People walk near a Kohl’s department store entranceway on June 07, 2022 in Doral, Florida.
Joe Raedle | Getty Images
Kohl’s on Thursday again slashed its financial forecast for the 12 months, saying its middle-income customers have been particularly pressured by higher inflation, putting a damper on sales of apparel, shoes and other discretionary items.
The retailer said shoppers are making fewer trips to stores, spending less money per transaction and opting more for Kohl’s less-expensive private brands. In-house labels have outperformed national brands for 2 quarters now, it said.
Chief Executive Officer Michelle Gass said in an announcement that the corporate is adjusting its business plans and taking actions to cut back inventory and trim expenses “to account for a softer demand outlook.”
“2022 has turned out to be very different than we anticipated,” she told analysts during a conference call.
Shares of Kohl’s fell, even after the corporate beat analysts’ lowered expectations for its fiscal second-quarter profit and revenue, as investors were more focused on future guidance.

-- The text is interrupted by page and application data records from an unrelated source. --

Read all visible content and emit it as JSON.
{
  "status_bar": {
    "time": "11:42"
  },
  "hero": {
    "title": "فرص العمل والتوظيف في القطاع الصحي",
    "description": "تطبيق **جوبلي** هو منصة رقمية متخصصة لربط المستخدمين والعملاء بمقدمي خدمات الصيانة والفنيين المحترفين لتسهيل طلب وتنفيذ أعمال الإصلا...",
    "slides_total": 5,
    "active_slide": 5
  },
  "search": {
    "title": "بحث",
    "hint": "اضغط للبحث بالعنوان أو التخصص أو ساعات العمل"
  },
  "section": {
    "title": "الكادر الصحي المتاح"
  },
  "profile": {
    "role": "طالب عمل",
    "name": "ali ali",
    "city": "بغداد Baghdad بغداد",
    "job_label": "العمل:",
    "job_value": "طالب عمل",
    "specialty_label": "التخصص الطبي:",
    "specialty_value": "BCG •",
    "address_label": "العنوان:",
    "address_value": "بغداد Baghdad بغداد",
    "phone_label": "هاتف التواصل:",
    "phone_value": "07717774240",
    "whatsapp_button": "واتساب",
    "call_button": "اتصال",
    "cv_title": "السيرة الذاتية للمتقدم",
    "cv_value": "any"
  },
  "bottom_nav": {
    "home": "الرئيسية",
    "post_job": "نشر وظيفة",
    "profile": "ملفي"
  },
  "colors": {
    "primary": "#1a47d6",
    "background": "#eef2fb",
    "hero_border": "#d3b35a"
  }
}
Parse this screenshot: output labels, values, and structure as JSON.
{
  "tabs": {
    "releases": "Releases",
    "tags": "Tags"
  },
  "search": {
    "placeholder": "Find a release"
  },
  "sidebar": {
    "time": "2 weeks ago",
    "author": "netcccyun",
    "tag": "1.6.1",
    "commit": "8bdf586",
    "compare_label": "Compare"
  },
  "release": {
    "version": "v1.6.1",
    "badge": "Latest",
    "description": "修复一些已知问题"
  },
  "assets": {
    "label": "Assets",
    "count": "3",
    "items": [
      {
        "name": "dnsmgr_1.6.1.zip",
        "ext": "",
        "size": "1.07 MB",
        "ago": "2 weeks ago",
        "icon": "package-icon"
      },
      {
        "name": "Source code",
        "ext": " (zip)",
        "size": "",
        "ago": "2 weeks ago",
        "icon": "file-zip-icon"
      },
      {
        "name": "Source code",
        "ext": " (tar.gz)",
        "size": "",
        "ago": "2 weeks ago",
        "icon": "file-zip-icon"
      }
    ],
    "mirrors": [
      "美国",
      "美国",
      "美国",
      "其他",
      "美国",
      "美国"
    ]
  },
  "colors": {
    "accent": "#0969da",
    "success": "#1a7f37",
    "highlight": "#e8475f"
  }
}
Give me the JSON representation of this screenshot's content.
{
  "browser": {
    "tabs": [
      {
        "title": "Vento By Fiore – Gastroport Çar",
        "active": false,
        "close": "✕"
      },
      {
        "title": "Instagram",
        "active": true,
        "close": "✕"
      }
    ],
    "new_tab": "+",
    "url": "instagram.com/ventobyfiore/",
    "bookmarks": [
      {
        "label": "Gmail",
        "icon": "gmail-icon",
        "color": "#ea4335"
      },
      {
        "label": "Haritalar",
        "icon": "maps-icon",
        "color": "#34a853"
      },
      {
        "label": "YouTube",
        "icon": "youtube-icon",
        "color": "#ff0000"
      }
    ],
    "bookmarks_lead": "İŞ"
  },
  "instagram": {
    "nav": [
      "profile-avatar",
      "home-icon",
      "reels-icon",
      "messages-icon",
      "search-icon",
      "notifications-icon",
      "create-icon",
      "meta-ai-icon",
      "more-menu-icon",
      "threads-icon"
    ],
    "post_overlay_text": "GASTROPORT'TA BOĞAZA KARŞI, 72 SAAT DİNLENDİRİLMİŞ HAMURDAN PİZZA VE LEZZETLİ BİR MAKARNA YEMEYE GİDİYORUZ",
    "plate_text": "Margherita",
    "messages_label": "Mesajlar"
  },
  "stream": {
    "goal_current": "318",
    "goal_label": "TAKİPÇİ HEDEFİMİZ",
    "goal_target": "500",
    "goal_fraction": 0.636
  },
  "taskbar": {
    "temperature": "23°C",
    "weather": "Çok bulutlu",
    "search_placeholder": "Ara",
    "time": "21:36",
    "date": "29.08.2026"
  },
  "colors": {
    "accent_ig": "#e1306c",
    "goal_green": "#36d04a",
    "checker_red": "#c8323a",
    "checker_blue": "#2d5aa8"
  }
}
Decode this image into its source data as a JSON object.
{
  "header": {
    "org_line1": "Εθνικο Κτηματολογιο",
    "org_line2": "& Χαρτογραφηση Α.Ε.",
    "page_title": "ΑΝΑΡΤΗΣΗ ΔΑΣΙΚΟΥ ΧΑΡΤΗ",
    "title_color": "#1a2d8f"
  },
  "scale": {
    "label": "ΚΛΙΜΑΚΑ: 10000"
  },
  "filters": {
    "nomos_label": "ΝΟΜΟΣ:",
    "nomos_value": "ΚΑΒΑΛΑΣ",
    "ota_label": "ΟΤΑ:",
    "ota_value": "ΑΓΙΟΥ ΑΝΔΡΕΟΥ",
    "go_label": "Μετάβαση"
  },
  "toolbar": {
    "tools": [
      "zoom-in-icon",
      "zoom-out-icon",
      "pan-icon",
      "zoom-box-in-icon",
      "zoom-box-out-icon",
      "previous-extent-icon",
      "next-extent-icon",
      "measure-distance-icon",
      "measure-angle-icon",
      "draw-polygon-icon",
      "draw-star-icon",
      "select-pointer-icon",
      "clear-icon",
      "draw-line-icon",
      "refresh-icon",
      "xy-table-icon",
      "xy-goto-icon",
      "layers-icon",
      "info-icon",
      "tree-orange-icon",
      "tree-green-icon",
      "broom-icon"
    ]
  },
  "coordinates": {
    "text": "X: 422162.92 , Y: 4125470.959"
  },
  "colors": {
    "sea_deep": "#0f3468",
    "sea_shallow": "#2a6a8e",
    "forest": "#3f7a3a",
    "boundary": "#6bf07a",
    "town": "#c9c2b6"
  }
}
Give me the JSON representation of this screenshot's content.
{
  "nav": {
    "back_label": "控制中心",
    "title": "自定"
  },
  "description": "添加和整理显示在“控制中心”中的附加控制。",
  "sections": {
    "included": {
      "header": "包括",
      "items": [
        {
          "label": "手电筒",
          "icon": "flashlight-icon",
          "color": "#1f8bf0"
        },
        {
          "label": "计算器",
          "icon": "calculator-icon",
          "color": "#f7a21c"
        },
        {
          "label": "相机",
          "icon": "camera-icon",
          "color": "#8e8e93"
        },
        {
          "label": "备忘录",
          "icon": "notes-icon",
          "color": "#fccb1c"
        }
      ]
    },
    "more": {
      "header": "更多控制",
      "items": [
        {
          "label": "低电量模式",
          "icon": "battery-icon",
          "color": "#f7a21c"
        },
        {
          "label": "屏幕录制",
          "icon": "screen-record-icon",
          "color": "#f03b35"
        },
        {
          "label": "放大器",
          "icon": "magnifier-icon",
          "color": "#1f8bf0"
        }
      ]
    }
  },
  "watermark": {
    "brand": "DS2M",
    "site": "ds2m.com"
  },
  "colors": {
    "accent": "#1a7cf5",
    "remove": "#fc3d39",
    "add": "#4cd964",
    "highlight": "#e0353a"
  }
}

Forecast weakens after deal talks sputter
Kohl’s now sees its net sales in fiscal 2022 down 5% to six%, compared with a previous range of flat to up 1% from year-ago levels. It also now expects adjusted earnings per share to be between $2.80 and $3.20, compared with earlier guidance of $6.45 to $6.85.
The grim guidance from Kohl’s follows the corporate in late June terminating talks to sell its business to The Vitamin Shoppe owner Franchise Group, because the retail environment deteriorated throughout the bidding process. For months, Gass and her team faced growing pressure from activist investors to pursue a sale of the corporate.
Kohl’s on the time cited a difficult financing and retail environment that formed obstacles to reaching an “acceptable and fully executable agreement.”
The news from Kohl’s also comes the identical week that Walmart and Goal each reiterated their full-year forecasts whilst their profits are pressured.
Walmart said it saw more higher- and middle-income consumers visiting its shops in quest of discounted items, helping its overall performance. Goal’s earnings, nonetheless, were weighed down by its efforts to clear through excess merchandise at steep markdowns before the vacation season.
Kohl’s inventory levels in the most recent quarter ballooned 48% compared with a 12 months earlier because of lower sales. The corporate also said this increase stemmed from its recent investments in beauty for its Sephora partnership and its technique to pack and hold more goods.
Here’s how Kohl’s did in its second quarter ended July 30 compared with what analysts were anticipating, based on Refinitiv estimates:
- Earnings per share: $1.11 adjusted vs. $1.03 expected
- Revenue: $4.09 billion vs. $3.85 billion expected
Kohl’s net income for the three-month period plummeted to $143 million, or $1.11 per share, from $382 million, or $2.48 a share, a 12 months earlier.
Sales fell 8.1% to $4.09 billion from $4.45 billion a 12 months earlier.
Same-store sales, which track revenue at Kohl’s stores open for at the least 12 months, dropped 7.7%.
Kohl’s said that its home goods division and kids’s apparel underperformed. The corporate also saw weakness in its juniors assortment for young women. Its men’s business, nonetheless, barely outpaced Kohl’s overall performance, fueled by purchases of outside gear.
Beauty department shines
One shiny spot, though, was beauty. Consumers are still buying up lipsticks, eye shadows, facial care and other beauty items despite higher prices.
Kohl’s has been hoping to money in. The retailer is within the strategy of opening up 400 Sephora shop in shops at its stores this 12 months, with one other 250 planned for 2023, when its tally for these locations will hit 850. It also said Thursday that it should open a mini version of those Sephora shop in shops in its remaining 300 locations so that every one of its stores have some kind of Sephora experience in the longer term.
The corporate said it’s seeing latest customers in its stores because of Sephora and people persons are more more likely to buy things.
Gass told analysts on the corporate’s conference call that June was probably the most difficult month for the corporate in the most recent quarter, as consumers began to more starkly shift their shopping behaviors. They began to hunt down discounts and tightened their budgets to permit for fewer clothing purchases, disproportionately impacting Kohl’s business which is essentially depending on apparel, Gass added.
Gass also noted that profits will remain pressured within the near term as rival retailers hawk goods at deep discounts in an effort to maneuver them off of shelves ahead of the vacations.
Still, the CEO emphasized that Kohl’s stays a financially strong business.
Kohl’s said Thursday that it has entered into an accelerated share repurchase agreement to purchase back about $500 million of its common stock.
It also said it stands by its previously announced quarterly money dividend of fifty cents a share, payable to shareholders Sept. 21.
Kohl’s shares have fallen about 31% up to now this 12 months, as of Wednesday’s market close.
Correction: Kohl’s sales fell 8.1% to $4.09 billion from $4.45 billion a 12 months earlier. An earlier version misstated the share.